Lab Rats - How Silicon Valley Made Work Miserable for the Rest of Us

Dan Lyons

Key Facts and Insights from the Book

  1. The "Hustle Culture" of Silicon Valley: This book delves into the work culture of the tech industry, characterised by long hours, high stress, and the constant pressure to perform.
  2. Workplace Innovation or Exploitation: Silicon Valley's practices, such as unlimited vacation and open offices, are critically examined, often revealing a darker side to these so-called innovations.
  3. The Gig Economy: The book discusses the rise of freelance and contract work, and their impact on job security and worker rights.
  4. Ageism in Tech: Lyons explores the discrimination faced by older workers in the technology industry.
  5. Psychological Impact of Work Culture: The mental health implications of the relentless work culture are highlighted.
  6. Questionable Leadership Practices: The book critiques the leadership style of many tech CEOs, questioning their ethics and management skills.
  7. Economic Inequality: Lyons discusses how Silicon Valley's wealth has contributed to economic disparities in the Bay Area and beyond.
  8. Work-Life Balance: The balance between personal life and work is another major theme in this book.
  9. Employee Disposability: The book points out the lack of job security and the concept of employees as disposable resources in the tech industry.
  10. The Role of Venture Capital: Lyons analyses how venture capital fuels the cutthroat culture of Silicon Valley.
  11. The Future of Work: The book offers a sobering look at the potential future of work if Silicon Valley's practices become the norm.

Detailed Summary and Analysis

"Lab Rats - How Silicon Valley Made Work Miserable for the Rest of Us" by Dan Lyons is a critical examination of the work culture in the tech industry, particularly in Silicon Valley. As a professor who has been studying these issues for years, I find Lyons' exploration to be both insightful and disconcerting.

Lyons kicks off the book by delving into what he calls the "Hustle Culture" of Silicon Valley. This is characterised by long hours, high stress, and the constant pressure to perform. He further explores how this culture is not only stressful but can also lead to burnout and mental health problems. This resonates with my own research which indicates that unsustainable work cultures can have serious health implications.

The book also critically examines workplace practices that Silicon Valley often touts as innovative. For instance, the idea of unlimited vacation may sound appealing initially, but Lyons points out that it often results in employees taking less time off as they fear appearing uncommitted. Similarly, open offices, while promoted as fostering collaboration, can actually lead to distractions and a lack of privacy.

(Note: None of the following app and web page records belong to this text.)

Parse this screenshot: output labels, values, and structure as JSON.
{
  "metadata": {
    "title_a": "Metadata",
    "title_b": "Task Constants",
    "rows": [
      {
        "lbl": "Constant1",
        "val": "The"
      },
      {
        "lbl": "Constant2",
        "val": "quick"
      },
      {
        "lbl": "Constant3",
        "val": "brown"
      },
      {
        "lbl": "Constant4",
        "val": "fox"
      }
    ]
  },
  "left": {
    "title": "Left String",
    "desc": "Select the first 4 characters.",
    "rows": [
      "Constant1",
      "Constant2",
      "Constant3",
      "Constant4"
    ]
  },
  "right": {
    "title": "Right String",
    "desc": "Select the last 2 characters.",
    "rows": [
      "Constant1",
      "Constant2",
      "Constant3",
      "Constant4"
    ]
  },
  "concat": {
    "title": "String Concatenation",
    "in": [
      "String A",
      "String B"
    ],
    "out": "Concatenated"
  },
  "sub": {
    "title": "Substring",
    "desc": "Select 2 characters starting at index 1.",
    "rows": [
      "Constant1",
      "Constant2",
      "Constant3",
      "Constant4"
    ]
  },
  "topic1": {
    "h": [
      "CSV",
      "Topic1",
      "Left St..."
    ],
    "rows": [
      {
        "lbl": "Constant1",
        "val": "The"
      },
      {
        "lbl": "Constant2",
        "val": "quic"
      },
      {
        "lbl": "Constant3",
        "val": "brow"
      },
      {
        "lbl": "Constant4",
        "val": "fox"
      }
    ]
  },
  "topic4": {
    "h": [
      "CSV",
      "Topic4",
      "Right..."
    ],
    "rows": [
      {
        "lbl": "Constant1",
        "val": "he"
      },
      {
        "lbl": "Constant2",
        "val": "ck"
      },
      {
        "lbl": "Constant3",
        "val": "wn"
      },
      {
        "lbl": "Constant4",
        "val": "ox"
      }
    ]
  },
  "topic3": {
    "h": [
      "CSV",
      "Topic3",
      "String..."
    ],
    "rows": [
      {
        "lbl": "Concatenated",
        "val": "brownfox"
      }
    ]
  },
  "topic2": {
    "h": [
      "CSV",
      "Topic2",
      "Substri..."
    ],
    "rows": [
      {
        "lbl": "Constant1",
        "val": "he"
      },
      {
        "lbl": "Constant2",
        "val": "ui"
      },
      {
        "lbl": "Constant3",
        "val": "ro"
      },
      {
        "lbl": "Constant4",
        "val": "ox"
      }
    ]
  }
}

Another key theme is the rise of the gig economy. Lyons discusses how the shift towards freelance and contract work, while providing flexibility, often comes at the cost of job security and worker rights. This is a trend I have observed in my own research, and it raises important questions about the future of work.

Lyons also explores the issue of ageism in the tech industry. He discusses how older workers often face discrimination, a topic I have extensively researched. This is a crucial issue as it not only affects individual workers, but also deprives the industry of valuable experience and diversity of thought.

The book questions the leadership practices of many tech CEOs. Lyons critiques their ethics and management skills, arguing that they often contribute to the toxic work culture. This aligns with my own views on the importance of ethical leadership.

Lyons also discusses the economic inequality resulting from Silicon Valley's wealth. This contributes to rising housing costs and gentrification in the Bay Area, issues I have studied in depth. It is a stark reminder of the societal impact of wealth concentration in a single industry.

The concept of work-life balance is another major theme in this book. Lyons argues that the always-on culture of Silicon Valley often leaves little room for personal life. This is a concern that has been highlighted in much of my own research.

Lyons points out the lack of job security in the tech industry, with employees often treated as disposable resources. This is a disturbing trend and one that needs to be addressed in order to create sustainable workplaces.

The role of venture capital in fueling this cutthroat culture is another topic Lyons discusses. This is an important point as it highlights how investment practices can influence workplace culture.

Finally, Lyons offers a sobering look at the potential future of work if Silicon Valley's practices become the norm. This is a call to action for all of us to critically examine these practices and advocate for healthier, more sustainable workplaces.

Maroun Baydoun

Maroun Baydoun DE

Senior Software Engineer, Jimdo